John Whittingdale's role in press regulation has been compromised and the public "can't have faith" in it, according to campaign group Hacked Off.
The group believes the Government's policy on the press hacking inquiry has even "reversed" under Mr Whittingdale's tenure as Culture Secretary.
Under his stewardship the Government has failed to carry out a promise to look into an alleged press hacking and police cover up, Hacked Off's Executive Director said.
Dr Evan Harris' comments came after Mr Whittingdale revealed on Tuesday he had a relationship with a prostitute.
He claimed he did not know her real occupation and ended the relationship as soon as he found out when he was approached by a journalist in February 2014.
But now questions have been raised over Mr Whittingdale's role in regulating the press when he knew that newspapers had been aware of the relationship for some time.
- Government "reversed" hacking inquiry policy
Hacked Off claims the Government failed to let the Leveson inquiry finish its work, while it reneged on a promise to enact laws designed to give press victims better access to justice.
Dr Evans said official policy had reversed to the extent that Mr Whittingdale was "personally blocking them from taking effect".
Hacked Off's Brian Cathcart told BBC2's Newsnight that since becoming Culture Secretary with responsibility for the media, Mr Whittingdale had taken a number of decisions which had been welcomed by the press.
"The public cannot have faith in his judgment, in his independence in making decisions about the media", he said.
"It is not a story about John Whittingdale's private life. It is a story about why the press didn't cover this".
- Press held a "sword of Damocles"
Labour shadow cabinet minister Chris Bryant, who was previously shadow culture secretary, said it appeared the press were "quite deliberately holding a sword of Damocles" over Mr Whittingdale.

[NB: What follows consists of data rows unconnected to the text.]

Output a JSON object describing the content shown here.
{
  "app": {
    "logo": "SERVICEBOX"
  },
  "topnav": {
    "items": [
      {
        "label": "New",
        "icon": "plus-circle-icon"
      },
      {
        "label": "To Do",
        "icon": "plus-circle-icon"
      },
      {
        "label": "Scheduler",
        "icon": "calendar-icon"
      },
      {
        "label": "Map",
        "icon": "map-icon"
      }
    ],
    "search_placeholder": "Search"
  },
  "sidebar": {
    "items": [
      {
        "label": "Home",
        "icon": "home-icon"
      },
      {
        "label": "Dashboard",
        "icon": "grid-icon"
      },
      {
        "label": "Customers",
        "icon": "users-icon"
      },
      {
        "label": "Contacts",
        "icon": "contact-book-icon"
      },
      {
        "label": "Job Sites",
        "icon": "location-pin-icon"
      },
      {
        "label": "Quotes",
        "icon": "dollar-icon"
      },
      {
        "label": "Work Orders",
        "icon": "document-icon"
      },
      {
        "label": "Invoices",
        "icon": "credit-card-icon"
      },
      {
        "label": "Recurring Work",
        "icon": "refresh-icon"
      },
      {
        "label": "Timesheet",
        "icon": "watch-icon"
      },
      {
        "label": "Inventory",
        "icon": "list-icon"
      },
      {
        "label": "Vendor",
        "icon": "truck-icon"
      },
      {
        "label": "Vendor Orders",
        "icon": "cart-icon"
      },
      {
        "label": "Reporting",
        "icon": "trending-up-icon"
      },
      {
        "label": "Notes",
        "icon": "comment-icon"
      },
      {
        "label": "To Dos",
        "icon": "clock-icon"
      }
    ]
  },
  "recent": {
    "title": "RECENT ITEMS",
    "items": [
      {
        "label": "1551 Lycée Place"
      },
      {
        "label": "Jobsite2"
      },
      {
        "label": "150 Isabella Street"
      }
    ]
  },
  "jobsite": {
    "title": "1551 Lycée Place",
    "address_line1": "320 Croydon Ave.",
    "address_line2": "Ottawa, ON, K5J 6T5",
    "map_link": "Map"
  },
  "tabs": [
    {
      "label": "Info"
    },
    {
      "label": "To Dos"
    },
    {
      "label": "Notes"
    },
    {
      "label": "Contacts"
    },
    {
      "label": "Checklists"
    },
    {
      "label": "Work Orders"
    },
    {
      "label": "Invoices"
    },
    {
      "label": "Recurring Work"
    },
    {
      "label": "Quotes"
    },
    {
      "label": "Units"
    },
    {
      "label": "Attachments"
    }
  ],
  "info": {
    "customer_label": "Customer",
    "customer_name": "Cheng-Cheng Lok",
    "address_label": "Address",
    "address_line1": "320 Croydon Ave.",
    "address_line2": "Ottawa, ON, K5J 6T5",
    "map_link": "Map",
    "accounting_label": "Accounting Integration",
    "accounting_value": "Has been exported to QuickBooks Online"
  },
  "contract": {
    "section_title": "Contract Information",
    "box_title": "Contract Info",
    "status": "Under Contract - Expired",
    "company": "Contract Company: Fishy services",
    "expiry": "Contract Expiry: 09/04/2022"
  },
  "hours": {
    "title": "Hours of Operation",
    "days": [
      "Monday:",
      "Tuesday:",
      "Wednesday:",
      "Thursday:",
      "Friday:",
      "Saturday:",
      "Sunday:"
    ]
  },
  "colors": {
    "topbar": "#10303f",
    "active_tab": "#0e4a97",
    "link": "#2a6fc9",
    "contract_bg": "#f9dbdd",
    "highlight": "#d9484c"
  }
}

Speaking to the BBC, he said: "He has a perfect right to a private life but as soon as he knew this he should have withdrawn from all regulation of the press".